Activity =>
Find the word "JSON" in the data, then copy each line where it is found.

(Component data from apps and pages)
================================

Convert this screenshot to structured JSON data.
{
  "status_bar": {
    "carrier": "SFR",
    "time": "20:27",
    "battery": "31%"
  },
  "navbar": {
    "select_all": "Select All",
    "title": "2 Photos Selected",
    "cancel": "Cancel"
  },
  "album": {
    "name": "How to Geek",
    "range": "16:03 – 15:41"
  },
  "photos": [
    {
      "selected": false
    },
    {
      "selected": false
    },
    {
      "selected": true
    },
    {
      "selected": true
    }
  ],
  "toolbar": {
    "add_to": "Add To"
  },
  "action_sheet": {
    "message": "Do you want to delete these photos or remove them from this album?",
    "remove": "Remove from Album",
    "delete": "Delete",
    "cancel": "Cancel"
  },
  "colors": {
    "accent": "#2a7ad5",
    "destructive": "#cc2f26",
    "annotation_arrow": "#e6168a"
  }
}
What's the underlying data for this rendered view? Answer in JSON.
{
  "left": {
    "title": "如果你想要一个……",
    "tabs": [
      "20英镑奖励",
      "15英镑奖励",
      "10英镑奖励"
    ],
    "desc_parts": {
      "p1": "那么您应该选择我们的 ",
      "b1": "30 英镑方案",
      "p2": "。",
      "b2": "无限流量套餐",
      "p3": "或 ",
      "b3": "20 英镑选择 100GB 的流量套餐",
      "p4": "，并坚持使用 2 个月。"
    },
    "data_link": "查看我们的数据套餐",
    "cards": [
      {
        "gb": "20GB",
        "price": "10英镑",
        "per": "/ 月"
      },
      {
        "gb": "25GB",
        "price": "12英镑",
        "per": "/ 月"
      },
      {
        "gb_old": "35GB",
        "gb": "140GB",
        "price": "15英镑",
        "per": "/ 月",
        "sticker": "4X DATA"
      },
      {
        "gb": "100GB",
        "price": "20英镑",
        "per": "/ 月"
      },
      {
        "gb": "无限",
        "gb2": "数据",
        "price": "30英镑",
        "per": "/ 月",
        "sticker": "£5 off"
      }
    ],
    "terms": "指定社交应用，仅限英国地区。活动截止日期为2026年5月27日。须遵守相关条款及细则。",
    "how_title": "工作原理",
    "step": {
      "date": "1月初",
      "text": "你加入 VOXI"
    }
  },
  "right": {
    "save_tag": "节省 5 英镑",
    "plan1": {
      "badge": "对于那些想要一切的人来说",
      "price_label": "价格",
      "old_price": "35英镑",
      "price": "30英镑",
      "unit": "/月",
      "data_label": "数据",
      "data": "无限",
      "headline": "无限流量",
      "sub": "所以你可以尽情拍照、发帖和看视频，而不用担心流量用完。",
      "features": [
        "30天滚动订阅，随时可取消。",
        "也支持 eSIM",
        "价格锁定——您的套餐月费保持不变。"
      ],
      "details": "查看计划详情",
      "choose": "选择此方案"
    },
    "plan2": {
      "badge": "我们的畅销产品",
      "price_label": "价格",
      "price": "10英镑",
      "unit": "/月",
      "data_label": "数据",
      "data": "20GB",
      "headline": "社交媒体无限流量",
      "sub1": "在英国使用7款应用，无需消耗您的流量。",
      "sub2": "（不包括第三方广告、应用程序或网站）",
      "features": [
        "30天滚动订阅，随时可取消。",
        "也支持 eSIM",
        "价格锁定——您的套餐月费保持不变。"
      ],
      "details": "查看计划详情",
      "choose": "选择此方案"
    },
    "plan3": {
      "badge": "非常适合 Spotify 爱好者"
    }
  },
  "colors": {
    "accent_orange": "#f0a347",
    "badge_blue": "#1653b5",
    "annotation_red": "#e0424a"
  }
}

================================

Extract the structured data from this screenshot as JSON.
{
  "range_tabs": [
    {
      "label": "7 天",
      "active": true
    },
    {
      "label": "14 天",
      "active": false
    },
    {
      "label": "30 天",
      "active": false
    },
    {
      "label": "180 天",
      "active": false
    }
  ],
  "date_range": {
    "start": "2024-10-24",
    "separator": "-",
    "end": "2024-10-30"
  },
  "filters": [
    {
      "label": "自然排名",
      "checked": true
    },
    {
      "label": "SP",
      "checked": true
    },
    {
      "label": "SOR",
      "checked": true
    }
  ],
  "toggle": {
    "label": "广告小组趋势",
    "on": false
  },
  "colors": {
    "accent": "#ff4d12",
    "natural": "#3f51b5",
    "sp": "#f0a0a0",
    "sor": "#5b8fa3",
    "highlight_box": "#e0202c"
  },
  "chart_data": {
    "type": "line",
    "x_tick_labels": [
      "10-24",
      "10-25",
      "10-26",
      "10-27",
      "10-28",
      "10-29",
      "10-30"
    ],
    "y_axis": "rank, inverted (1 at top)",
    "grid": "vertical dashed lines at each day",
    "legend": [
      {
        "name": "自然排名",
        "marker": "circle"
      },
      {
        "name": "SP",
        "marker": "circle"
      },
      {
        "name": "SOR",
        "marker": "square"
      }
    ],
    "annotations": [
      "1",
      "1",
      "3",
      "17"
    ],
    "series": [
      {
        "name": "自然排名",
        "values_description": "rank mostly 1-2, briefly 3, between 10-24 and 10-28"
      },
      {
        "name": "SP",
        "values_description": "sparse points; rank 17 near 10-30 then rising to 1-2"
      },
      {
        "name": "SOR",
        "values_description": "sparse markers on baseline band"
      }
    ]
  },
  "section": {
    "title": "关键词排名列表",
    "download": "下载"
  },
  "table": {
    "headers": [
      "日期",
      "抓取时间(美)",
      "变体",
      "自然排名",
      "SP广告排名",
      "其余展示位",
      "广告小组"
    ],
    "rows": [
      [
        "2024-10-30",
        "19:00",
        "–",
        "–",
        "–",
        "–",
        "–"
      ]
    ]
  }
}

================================

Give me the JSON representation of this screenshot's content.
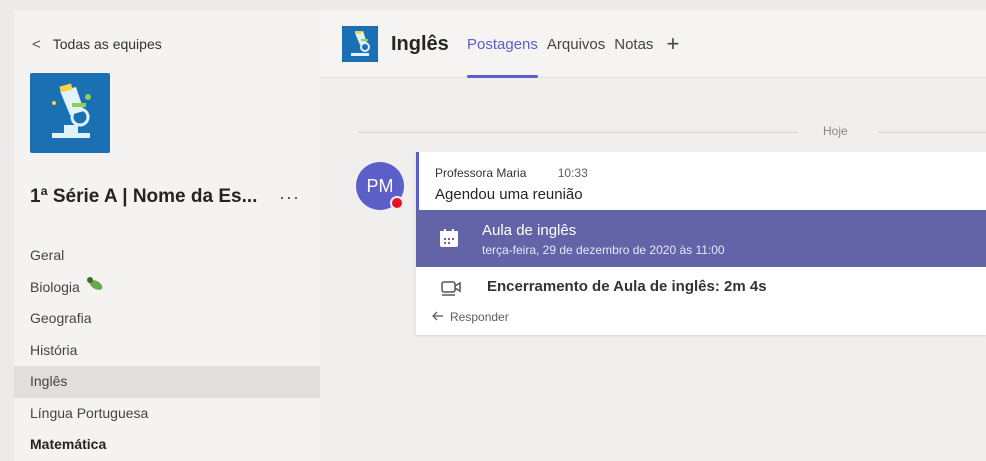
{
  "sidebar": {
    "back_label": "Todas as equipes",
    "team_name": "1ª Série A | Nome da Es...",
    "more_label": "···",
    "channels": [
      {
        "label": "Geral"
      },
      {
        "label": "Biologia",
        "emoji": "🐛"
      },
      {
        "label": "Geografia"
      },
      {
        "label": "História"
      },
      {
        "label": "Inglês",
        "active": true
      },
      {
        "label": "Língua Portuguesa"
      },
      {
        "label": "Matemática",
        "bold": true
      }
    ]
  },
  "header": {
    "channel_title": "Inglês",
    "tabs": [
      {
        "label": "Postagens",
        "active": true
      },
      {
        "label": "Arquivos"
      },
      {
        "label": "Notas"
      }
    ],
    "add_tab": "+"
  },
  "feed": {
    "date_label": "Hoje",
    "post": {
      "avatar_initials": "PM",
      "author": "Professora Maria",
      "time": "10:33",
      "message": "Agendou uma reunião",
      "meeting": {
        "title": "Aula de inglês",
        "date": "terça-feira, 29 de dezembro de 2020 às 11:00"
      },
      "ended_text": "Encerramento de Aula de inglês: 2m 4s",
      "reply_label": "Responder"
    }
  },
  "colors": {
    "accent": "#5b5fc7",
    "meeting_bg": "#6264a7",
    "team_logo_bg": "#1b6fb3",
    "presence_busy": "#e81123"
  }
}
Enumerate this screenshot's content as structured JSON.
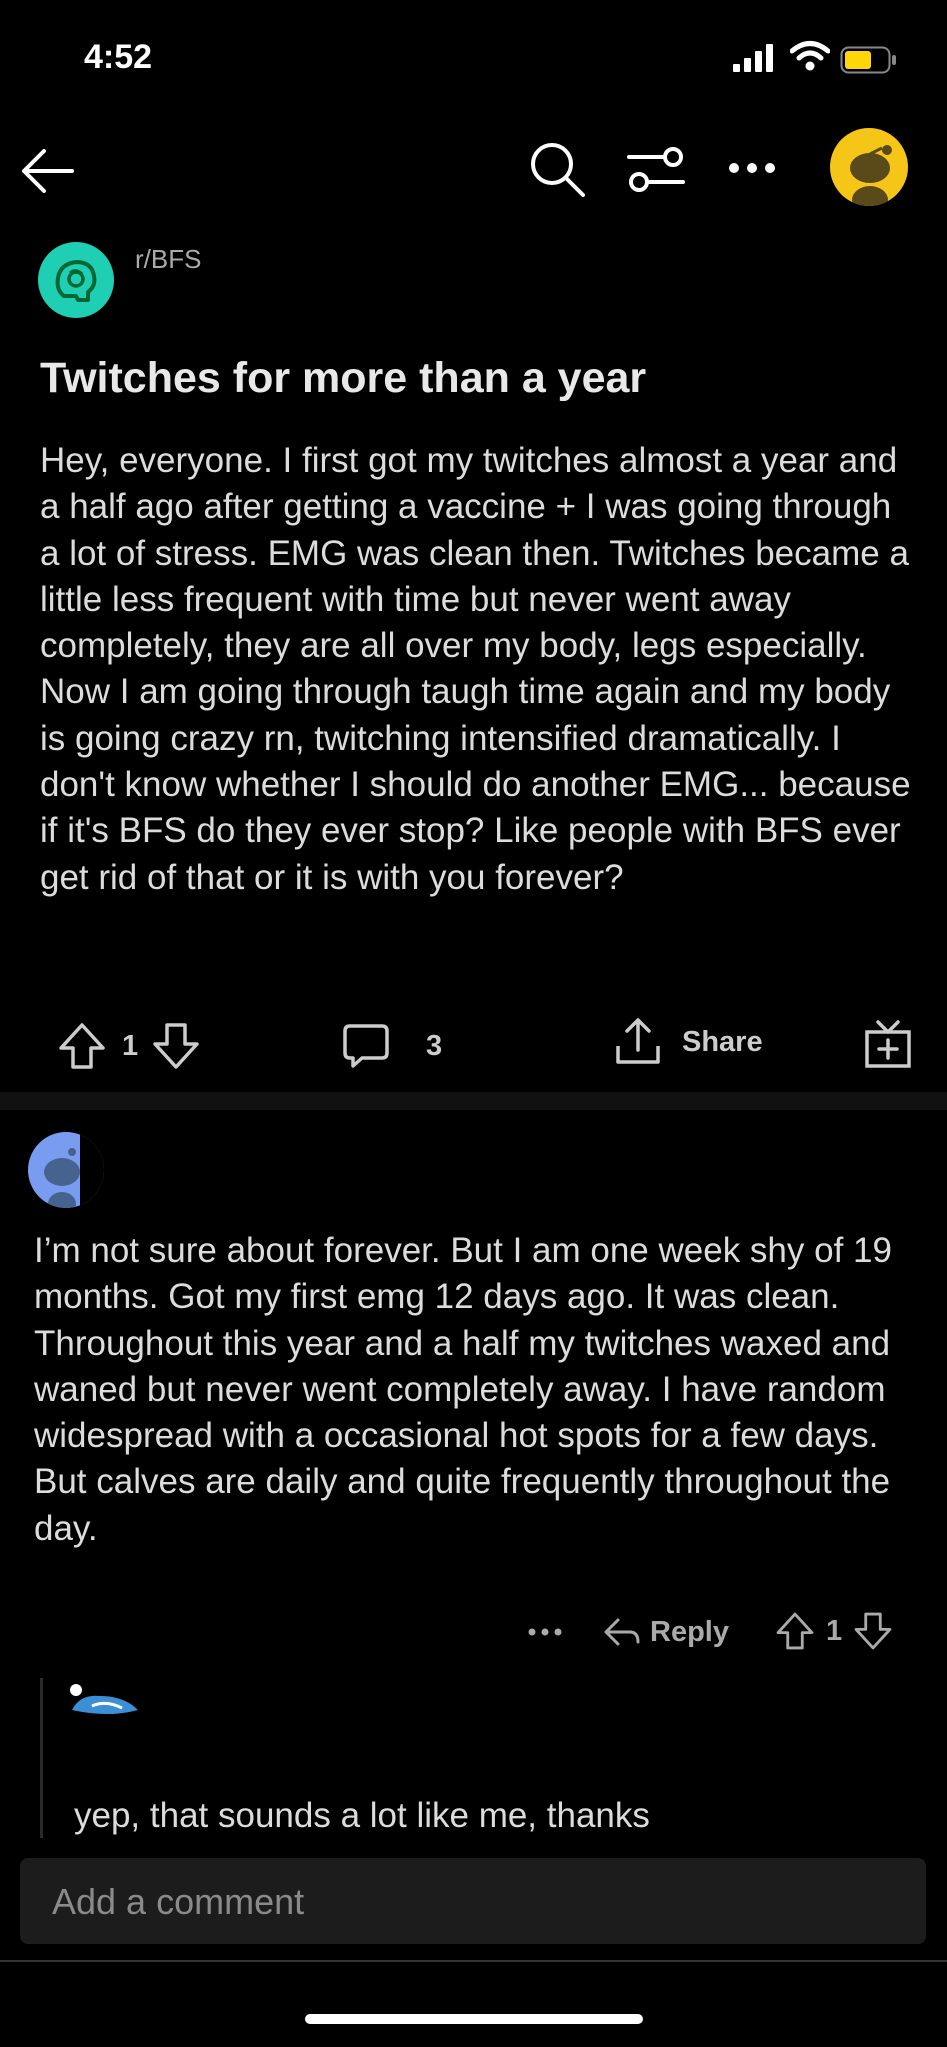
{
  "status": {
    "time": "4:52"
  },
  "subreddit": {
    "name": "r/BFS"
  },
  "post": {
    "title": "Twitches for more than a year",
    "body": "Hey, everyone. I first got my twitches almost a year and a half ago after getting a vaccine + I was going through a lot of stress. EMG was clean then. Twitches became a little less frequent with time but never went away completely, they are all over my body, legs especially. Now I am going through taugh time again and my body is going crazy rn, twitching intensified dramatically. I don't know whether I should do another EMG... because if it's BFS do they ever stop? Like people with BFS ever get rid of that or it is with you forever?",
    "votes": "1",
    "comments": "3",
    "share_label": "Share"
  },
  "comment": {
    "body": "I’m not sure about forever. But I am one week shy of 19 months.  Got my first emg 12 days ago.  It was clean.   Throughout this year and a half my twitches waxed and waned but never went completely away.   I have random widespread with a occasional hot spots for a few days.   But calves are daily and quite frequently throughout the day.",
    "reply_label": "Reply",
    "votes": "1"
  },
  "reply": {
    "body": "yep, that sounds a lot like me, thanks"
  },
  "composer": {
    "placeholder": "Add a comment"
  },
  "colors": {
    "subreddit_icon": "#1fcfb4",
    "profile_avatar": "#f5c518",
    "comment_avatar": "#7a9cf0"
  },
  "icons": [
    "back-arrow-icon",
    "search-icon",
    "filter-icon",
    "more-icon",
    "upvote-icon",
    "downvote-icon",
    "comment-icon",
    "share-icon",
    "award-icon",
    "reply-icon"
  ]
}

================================

Answer to this problem =>
Convert this screenshot to structured JSON data.
What's the underlying data for this rendered view? Answer in JSON.
Extract the structured data from this screenshot as JSON.
Give me the JSON representation of this screenshot's content.
Enumerate this screenshot's content as structured JSON.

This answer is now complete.